• [Your assignment]:
A faithful copy of the data is the goal; set it down exactly, without the images.

• [Source material]:
+---+

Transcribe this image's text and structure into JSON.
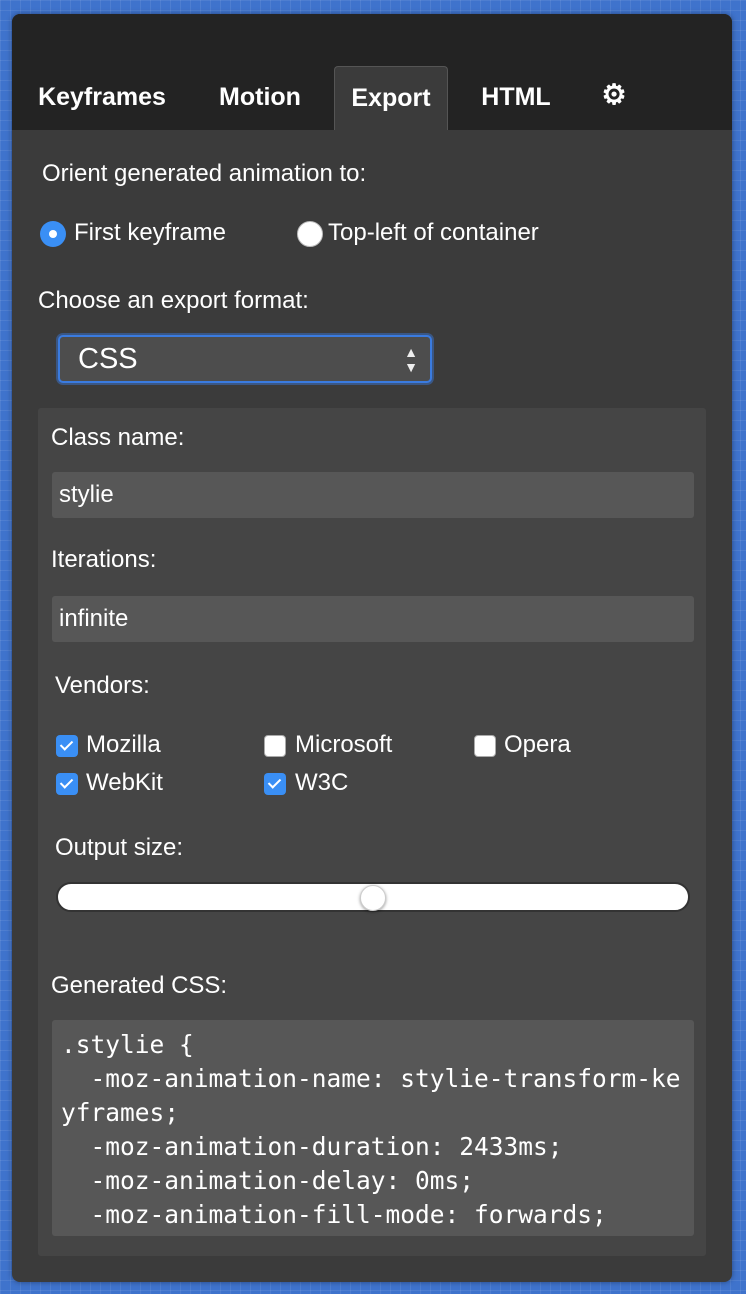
{
  "tabs": [
    {
      "label": "Keyframes",
      "active": false
    },
    {
      "label": "Motion",
      "active": false
    },
    {
      "label": "Export",
      "active": true
    },
    {
      "label": "HTML",
      "active": false
    }
  ],
  "settings_icon": "gear-icon",
  "orient": {
    "label": "Orient generated animation to:",
    "options": [
      {
        "label": "First keyframe",
        "selected": true
      },
      {
        "label": "Top-left of container",
        "selected": false
      }
    ]
  },
  "export_format": {
    "label": "Choose an export format:",
    "selected": "CSS"
  },
  "class_name": {
    "label": "Class name:",
    "value": "stylie"
  },
  "iterations": {
    "label": "Iterations:",
    "value": "infinite"
  },
  "vendors": {
    "label": "Vendors:",
    "items": [
      {
        "label": "Mozilla",
        "checked": true
      },
      {
        "label": "Microsoft",
        "checked": false
      },
      {
        "label": "Opera",
        "checked": false
      },
      {
        "label": "WebKit",
        "checked": true
      },
      {
        "label": "W3C",
        "checked": true
      }
    ]
  },
  "output_size": {
    "label": "Output size:",
    "value_fraction": 0.5
  },
  "generated": {
    "label": "Generated CSS:",
    "code": ".stylie {\n  -moz-animation-name: stylie-transform-keyframes;\n  -moz-animation-duration: 2433ms;\n  -moz-animation-delay: 0ms;\n  -moz-animation-fill-mode: forwards;"
  },
  "colors": {
    "accent": "#3a8ff5",
    "panel": "#3b3b3b",
    "tabbar": "#232323",
    "background": "#3f73cc"
  }
}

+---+

• [Solution]:
Transcribe this image's text and structure into JSON.
{
  "tabs": [
    {
      "label": "Keyframes",
      "active": false
    },
    {
      "label": "Motion",
      "active": false
    },
    {
      "label": "Export",
      "active": true
    },
    {
      "label": "HTML",
      "active": false
    }
  ],
  "settings_icon": "gear-icon",
  "orient": {
    "label": "Orient generated animation to:",
    "options": [
      {
        "label": "First keyframe",
        "selected": true
      },
      {
        "label": "Top-left of container",
        "selected": false
      }
    ]
  },
  "export_format": {
    "label": "Choose an export format:",
    "selected": "CSS"
  },
  "class_name": {
    "label": "Class name:",
    "value": "stylie"
  },
  "iterations": {
    "label": "Iterations:",
    "value": "infinite"
  },
  "vendors": {
    "label": "Vendors:",
    "items": [
      {
        "label": "Mozilla",
        "checked": true
      },
      {
        "label": "Microsoft",
        "checked": false
      },
      {
        "label": "Opera",
        "checked": false
      },
      {
        "label": "WebKit",
        "checked": true
      },
      {
        "label": "W3C",
        "checked": true
      }
    ]
  },
  "output_size": {
    "label": "Output size:",
    "value_fraction": 0.5
  },
  "generated": {
    "label": "Generated CSS:",
    "code": ".stylie {\n  -moz-animation-name: stylie-transform-keyframes;\n  -moz-animation-duration: 2433ms;\n  -moz-animation-delay: 0ms;\n  -moz-animation-fill-mode: forwards;"
  },
  "colors": {
    "accent": "#3a8ff5",
    "panel": "#3b3b3b",
    "tabbar": "#232323",
    "background": "#3f73cc"
  }
}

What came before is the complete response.